June 24 2020

Satellites Have Drastically Changed How We Forecast Hurricanes

The powerful hurricane that struck Galveston, Texas on September 8, 1900, killing an estimated 8,000 people and destroying more than 3,600 buildings, took the coastal city by surprise.

This video looks at advances in hurricane forecasting in the 120 years since, with a focus on the contributions from weather satellites. This satellite technology has allowed us to track hurricanes – their location, movement and intensity.

This GOES East image of Hurricane Dorian is from a sequence showing the progression of the storm between Aug. 29 and Sep. 3, 2019.
Credits: NASA / Jefferson Beck

“One of the dramatic impacts is that satellite data keeps an eye on the target," especially over unpopulated areas such as oceans, said JPSS Director Greg Mandt. “We’re sort of like your eyes in the sky to make sure that Mother Nature can never surprise you.”

A fleet of Earth-observing satellites, including those from the Joint Polar Satellite System (JPSS) and Geostationary Operational Environmental Satellite series (GOES-R), provides remarkable advances in hurricane forecasting. The JPSS polar-orbiting satellites measure the state of the atmosphere by taking precise measurements of sea surface temperatures and atmospheric temperature and moisture, which are critical to securing storm forecasts several days in advance.

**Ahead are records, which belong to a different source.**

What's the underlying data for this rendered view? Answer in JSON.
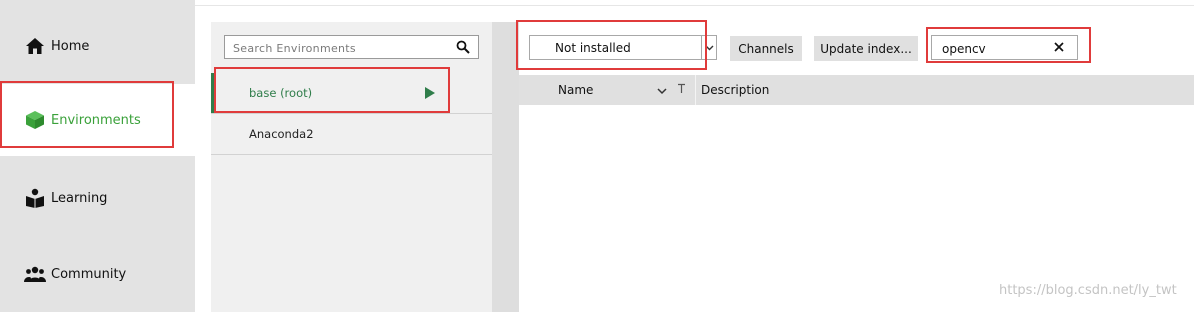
{
  "nav": {
    "items": [
      {
        "label": "Home",
        "icon": "home-icon"
      },
      {
        "label": "Environments",
        "icon": "cube-icon"
      },
      {
        "label": "Learning",
        "icon": "book-reader-icon"
      },
      {
        "label": "Community",
        "icon": "people-icon"
      }
    ],
    "active_color": "#3aa13a"
  },
  "environments": {
    "search_placeholder": "Search Environments",
    "items": [
      {
        "name": "base (root)"
      },
      {
        "name": "Anaconda2"
      }
    ]
  },
  "packages": {
    "filter_value": "Not installed",
    "channels_label": "Channels",
    "update_index_label": "Update index...",
    "search_value": "opencv",
    "columns": {
      "name": "Name",
      "description": "Description"
    }
  },
  "watermark": "https://blog.csdn.net/ly_twt",
  "colors": {
    "highlight": "#e03b3b",
    "accent_green": "#2f7d4a"
  }
}
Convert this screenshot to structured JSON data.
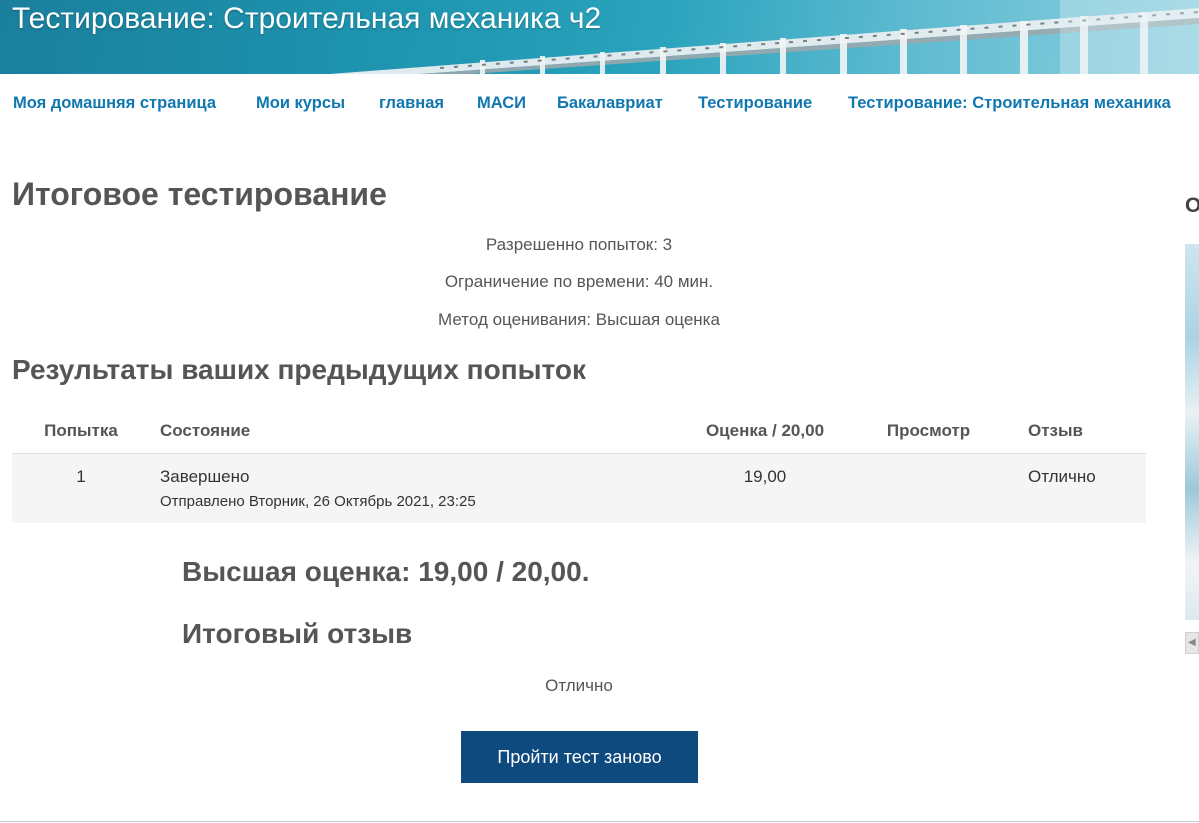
{
  "header": {
    "title": "Тестирование: Строительная механика ч2"
  },
  "breadcrumb": [
    "Моя домашняя страница",
    "Мои курсы",
    "главная",
    "МАСИ",
    "Бакалавриат",
    "Тестирование",
    "Тестирование: Строительная механика"
  ],
  "side_block": {
    "heading_partial": "О"
  },
  "quiz": {
    "title": "Итоговое тестирование",
    "attempts_allowed": "Разрешенно попыток: 3",
    "time_limit": "Ограничение по времени: 40 мин.",
    "grading_method": "Метод оценивания: Высшая оценка"
  },
  "results": {
    "title": "Результаты ваших предыдущих попыток",
    "columns": {
      "attempt": "Попытка",
      "state": "Состояние",
      "grade": "Оценка / 20,00",
      "review": "Просмотр",
      "feedback": "Отзыв"
    },
    "rows": [
      {
        "attempt": "1",
        "state": "Завершено",
        "submitted": "Отправлено Вторник, 26 Октябрь 2021, 23:25",
        "grade": "19,00",
        "review": "",
        "feedback": "Отлично"
      }
    ]
  },
  "summary": {
    "best_grade": "Высшая оценка: 19,00 / 20,00.",
    "overall_feedback_title": "Итоговый отзыв",
    "overall_feedback": "Отлично"
  },
  "actions": {
    "retry_label": "Пройти тест заново"
  },
  "colors": {
    "link": "#1177b0",
    "button": "#0e4a7e",
    "text": "#555555"
  }
}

Improved sensors also give us a better understanding of the core of hurricanes and allow forecasters to predict where they’re going to hit, without over-warning, Mandt said. “Then you can narrow and shrink that cone of uncertainty and give a better prediction.”

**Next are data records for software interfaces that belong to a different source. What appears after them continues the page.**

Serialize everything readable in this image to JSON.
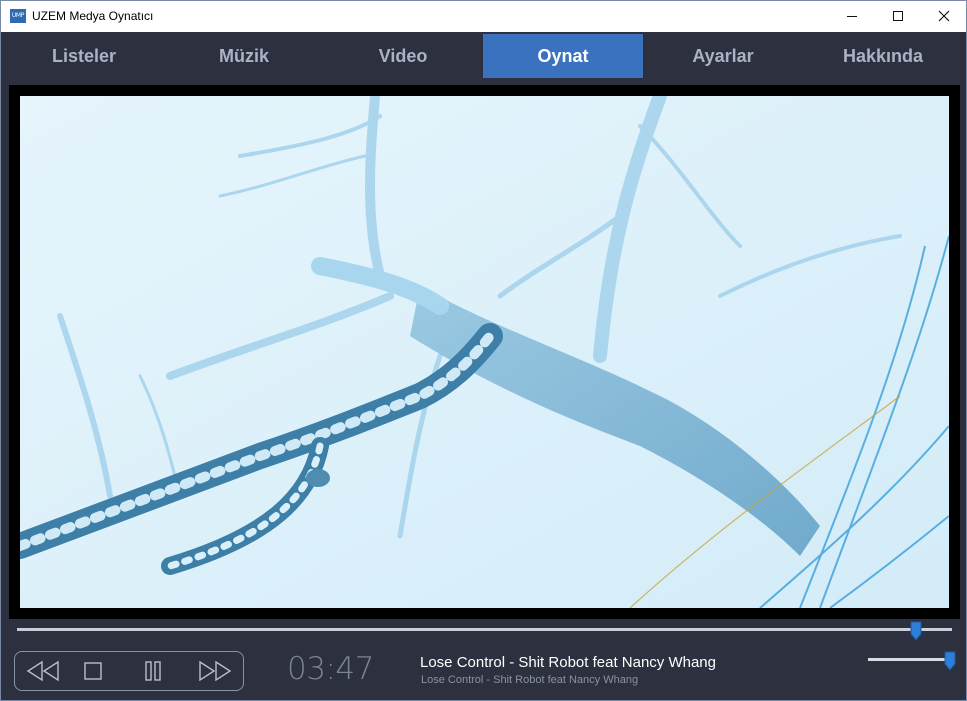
{
  "window": {
    "title": "UZEM Medya Oynatıcı",
    "icon_text": "UMP",
    "minimize": "minimize",
    "maximize": "maximize",
    "close": "close"
  },
  "nav": {
    "tabs": [
      {
        "label": "Listeler",
        "active": false
      },
      {
        "label": "Müzik",
        "active": false
      },
      {
        "label": "Video",
        "active": false
      },
      {
        "label": "Oynat",
        "active": true
      },
      {
        "label": "Ayarlar",
        "active": false
      },
      {
        "label": "Hakkında",
        "active": false
      }
    ]
  },
  "player": {
    "seek_fraction": 0.962,
    "volume_fraction": 0.95,
    "time": "03:47",
    "track_title": "Lose Control - Shit Robot feat Nancy Whang",
    "track_subtitle": "Lose Control - Shit Robot feat Nancy Whang",
    "controls": [
      "rewind-icon",
      "stop-icon",
      "pause-icon",
      "fast-forward-icon"
    ]
  },
  "colors": {
    "accent": "#3a72bf",
    "background": "#2c303f",
    "thumb": "#2e7fd8"
  }
}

The GOES satellites orbit at the same rate as the Earth spins, which allows them to stare at hurricanes as they evolve. That, combined with advances to the sensors, gives us a view of hurricanes in motion.

“We take a full-disc picture of the entire hemisphere in five minutes,” said GOES-R Series System Program Director Pam Sullivan. “But we can also look at a smaller area and scan it every 30 seconds. You get to see the hurricane eye wall forming. You can see it actually forming in real time. The Earth looks alive. It looks like a living thing.”

Jenny Marder
Senior Science Writer, Joint Polar Satellite System
NASA's Goddard Space Flight Center